Interface dataset entries
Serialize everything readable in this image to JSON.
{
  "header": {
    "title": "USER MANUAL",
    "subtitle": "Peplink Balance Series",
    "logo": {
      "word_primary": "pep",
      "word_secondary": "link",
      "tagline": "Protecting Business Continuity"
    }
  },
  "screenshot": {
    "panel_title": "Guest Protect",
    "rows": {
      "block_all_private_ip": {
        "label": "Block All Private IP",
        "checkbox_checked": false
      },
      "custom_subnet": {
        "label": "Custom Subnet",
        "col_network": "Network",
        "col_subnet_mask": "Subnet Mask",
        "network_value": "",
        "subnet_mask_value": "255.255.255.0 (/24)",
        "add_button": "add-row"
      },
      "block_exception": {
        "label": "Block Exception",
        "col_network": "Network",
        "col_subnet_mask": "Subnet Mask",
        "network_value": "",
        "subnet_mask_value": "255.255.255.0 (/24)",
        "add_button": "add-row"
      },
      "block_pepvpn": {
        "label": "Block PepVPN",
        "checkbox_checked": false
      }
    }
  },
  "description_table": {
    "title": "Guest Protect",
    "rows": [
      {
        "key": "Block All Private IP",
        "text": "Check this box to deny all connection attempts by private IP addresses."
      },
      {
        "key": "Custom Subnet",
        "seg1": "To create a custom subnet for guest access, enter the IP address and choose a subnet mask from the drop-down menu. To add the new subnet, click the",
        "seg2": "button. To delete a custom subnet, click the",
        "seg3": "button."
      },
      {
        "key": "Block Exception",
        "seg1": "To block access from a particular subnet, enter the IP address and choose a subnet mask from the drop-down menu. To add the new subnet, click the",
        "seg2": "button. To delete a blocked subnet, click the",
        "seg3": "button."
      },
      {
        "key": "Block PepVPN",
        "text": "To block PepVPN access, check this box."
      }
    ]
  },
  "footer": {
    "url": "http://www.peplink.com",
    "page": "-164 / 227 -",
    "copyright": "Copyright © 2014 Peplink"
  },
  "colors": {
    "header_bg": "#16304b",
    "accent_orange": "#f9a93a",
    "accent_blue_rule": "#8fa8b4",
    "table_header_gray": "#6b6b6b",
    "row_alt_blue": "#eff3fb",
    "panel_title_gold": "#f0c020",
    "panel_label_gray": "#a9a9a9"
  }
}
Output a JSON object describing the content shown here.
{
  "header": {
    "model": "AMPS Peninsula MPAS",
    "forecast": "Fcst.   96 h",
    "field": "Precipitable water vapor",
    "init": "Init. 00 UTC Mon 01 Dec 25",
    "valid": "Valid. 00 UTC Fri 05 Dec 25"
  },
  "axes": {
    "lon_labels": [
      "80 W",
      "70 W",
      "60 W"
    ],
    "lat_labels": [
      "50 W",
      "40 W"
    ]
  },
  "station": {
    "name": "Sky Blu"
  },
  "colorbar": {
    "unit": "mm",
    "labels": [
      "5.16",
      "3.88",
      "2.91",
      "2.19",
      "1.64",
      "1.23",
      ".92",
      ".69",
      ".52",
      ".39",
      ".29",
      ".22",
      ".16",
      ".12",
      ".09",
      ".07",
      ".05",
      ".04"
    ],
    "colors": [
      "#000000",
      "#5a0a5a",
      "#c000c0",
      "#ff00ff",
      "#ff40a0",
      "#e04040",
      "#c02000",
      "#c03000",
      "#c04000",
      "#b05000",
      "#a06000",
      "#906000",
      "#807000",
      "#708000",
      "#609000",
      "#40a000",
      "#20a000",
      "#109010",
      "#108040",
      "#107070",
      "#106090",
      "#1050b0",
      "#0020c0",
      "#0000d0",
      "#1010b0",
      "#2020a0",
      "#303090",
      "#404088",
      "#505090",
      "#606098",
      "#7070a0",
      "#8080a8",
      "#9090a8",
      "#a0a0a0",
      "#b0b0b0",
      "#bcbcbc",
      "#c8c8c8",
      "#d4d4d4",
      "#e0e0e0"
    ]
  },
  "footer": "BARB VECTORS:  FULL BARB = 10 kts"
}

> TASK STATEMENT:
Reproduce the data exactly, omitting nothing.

> SOLUTION TO THIS PROBLEM:
Serialize everything readable in this image to JSON.
{
  "header": {
    "title": "USER MANUAL",
    "subtitle": "Peplink Balance Series",
    "logo": {
      "word_primary": "pep",
      "word_secondary": "link",
      "tagline": "Protecting Business Continuity"
    }
  },
  "screenshot": {
    "panel_title": "Guest Protect",
    "rows": {
      "block_all_private_ip": {
        "label": "Block All Private IP",
        "checkbox_checked": false
      },
      "custom_subnet": {
        "label": "Custom Subnet",
        "col_network": "Network",
        "col_subnet_mask": "Subnet Mask",
        "network_value": "",
        "subnet_mask_value": "255.255.255.0 (/24)",
        "add_button": "add-row"
      },
      "block_exception": {
        "label": "Block Exception",
        "col_network": "Network",
        "col_subnet_mask": "Subnet Mask",
        "network_value": "",
        "subnet_mask_value": "255.255.255.0 (/24)",
        "add_button": "add-row"
      },
      "block_pepvpn": {
        "label": "Block PepVPN",
        "checkbox_checked": false
      }
    }
  },
  "description_table": {
    "title": "Guest Protect",
    "rows": [
      {
        "key": "Block All Private IP",
        "text": "Check this box to deny all connection attempts by private IP addresses."
      },
      {
        "key": "Custom Subnet",
        "seg1": "To create a custom subnet for guest access, enter the IP address and choose a subnet mask from the drop-down menu. To add the new subnet, click the",
        "seg2": "button. To delete a custom subnet, click the",
        "seg3": "button."
      },
      {
        "key": "Block Exception",
        "seg1": "To block access from a particular subnet, enter the IP address and choose a subnet mask from the drop-down menu. To add the new subnet, click the",
        "seg2": "button. To delete a blocked subnet, click the",
        "seg3": "button."
      },
      {
        "key": "Block PepVPN",
        "text": "To block PepVPN access, check this box."
      }
    ]
  },
  "footer": {
    "url": "http://www.peplink.com",
    "page": "-164 / 227 -",
    "copyright": "Copyright © 2014 Peplink"
  },
  "colors": {
    "header_bg": "#16304b",
    "accent_orange": "#f9a93a",
    "accent_blue_rule": "#8fa8b4",
    "table_header_gray": "#6b6b6b",
    "row_alt_blue": "#eff3fb",
    "panel_title_gold": "#f0c020",
    "panel_label_gray": "#a9a9a9"
  }
}
Output a JSON object describing the content shown here.
{
  "header": {
    "model": "AMPS Peninsula MPAS",
    "forecast": "Fcst.   96 h",
    "field": "Precipitable water vapor",
    "init": "Init. 00 UTC Mon 01 Dec 25",
    "valid": "Valid. 00 UTC Fri 05 Dec 25"
  },
  "axes": {
    "lon_labels": [
      "80 W",
      "70 W",
      "60 W"
    ],
    "lat_labels": [
      "50 W",
      "40 W"
    ]
  },
  "station": {
    "name": "Sky Blu"
  },
  "colorbar": {
    "unit": "mm",
    "labels": [
      "5.16",
      "3.88",
      "2.91",
      "2.19",
      "1.64",
      "1.23",
      ".92",
      ".69",
      ".52",
      ".39",
      ".29",
      ".22",
      ".16",
      ".12",
      ".09",
      ".07",
      ".05",
      ".04"
    ],
    "colors": [
      "#000000",
      "#5a0a5a",
      "#c000c0",
      "#ff00ff",
      "#ff40a0",
      "#e04040",
      "#c02000",
      "#c03000",
      "#c04000",
      "#b05000",
      "#a06000",
      "#906000",
      "#807000",
      "#708000",
      "#609000",
      "#40a000",
      "#20a000",
      "#109010",
      "#108040",
      "#107070",
      "#106090",
      "#1050b0",
      "#0020c0",
      "#0000d0",
      "#1010b0",
      "#2020a0",
      "#303090",
      "#404088",
      "#505090",
      "#606098",
      "#7070a0",
      "#8080a8",
      "#9090a8",
      "#a0a0a0",
      "#b0b0b0",
      "#bcbcbc",
      "#c8c8c8",
      "#d4d4d4",
      "#e0e0e0"
    ]
  },
  "footer": "BARB VECTORS:  FULL BARB = 10 kts"
}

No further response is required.